©Stuart Bush, He has never been in love, he doesn’t even know what love is, gouache on cartridge paper, 43 x 24 cm – £200 + shipping enquire

One of the lessons and obstacles I have learnt to deal with is being a perfectionist. Over the years I have visited many galleries and museums and enjoyed looking at other artists work. I use to look at other artists work and compare my work to theirs. But l now realise that looking at other artists work and comparing mine to theirs is counterproductive.

Instead of being helpful the visits made me focus on my insecurities as an artist. I would ask myself; Am l talented? Is my work good enough? And, what if no-one likes my work? I was creating an impossible mindset to overcome. These thoughts were very destructive. However, I slowly came to realise I need to accept what I do and who I am by making my studio free of judgement.

Self-judgement is a learned behaviour that comes from living in our type of society. By comparing my work to someone else’s, I not only noticed that my work was not perfect, by someone else’s standards, I observed that l had changed my standards. These thoughts made me confused as to who I was making the work for; an audience or myself.

By thinking my work was not good enough against someone else’s standards, it was impossible to be playful and enjoy what I was doing. Without the freedom to play and take risks, my work had become stifled and dull.

To be an artist, I realised I need a lot of self-belief. I needed to bring excellence to every I do. By measuring myself against myself, rather than against others l came to realise that art is not like sport, it is not competitive; it is subjective. I needed to reassess what I see as good enough.

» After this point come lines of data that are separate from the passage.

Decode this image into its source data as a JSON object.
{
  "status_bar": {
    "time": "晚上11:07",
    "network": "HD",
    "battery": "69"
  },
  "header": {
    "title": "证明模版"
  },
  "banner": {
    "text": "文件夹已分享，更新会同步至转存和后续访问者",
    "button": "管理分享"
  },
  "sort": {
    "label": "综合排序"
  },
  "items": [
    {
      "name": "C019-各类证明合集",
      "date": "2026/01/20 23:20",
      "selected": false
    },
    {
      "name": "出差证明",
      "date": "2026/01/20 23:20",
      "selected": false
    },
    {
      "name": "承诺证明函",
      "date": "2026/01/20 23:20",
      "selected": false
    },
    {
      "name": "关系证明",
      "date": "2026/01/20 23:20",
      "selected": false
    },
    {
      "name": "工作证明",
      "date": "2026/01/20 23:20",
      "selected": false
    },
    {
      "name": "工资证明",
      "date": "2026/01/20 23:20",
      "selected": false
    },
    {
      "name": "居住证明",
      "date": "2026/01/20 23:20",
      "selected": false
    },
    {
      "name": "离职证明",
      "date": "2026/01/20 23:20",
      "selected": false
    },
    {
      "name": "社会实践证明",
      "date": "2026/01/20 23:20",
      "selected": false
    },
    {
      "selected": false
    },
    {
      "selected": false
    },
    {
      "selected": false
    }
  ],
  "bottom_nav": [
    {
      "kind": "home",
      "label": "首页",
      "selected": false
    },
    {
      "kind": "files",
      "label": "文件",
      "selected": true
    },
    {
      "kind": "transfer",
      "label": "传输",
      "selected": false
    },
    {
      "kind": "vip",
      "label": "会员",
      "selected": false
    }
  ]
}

I now know that when I go to a gallery, it is useful to compare my thoughts and processes to other artist’s and their work but not their output. I realised that if I wanted to make successful artwork, I had to find a way through experimentation, trying things out and playing to improve what I have already created. Once I realised this, I was able to show up at the studio with a different intent. An intent to be present in the task and make better work than I did yesterday. From that point on I couldn’t help feeling good about my output and about myself.

 
Please read the related post – ‘Making better work than I did yesterday.’

SaveSave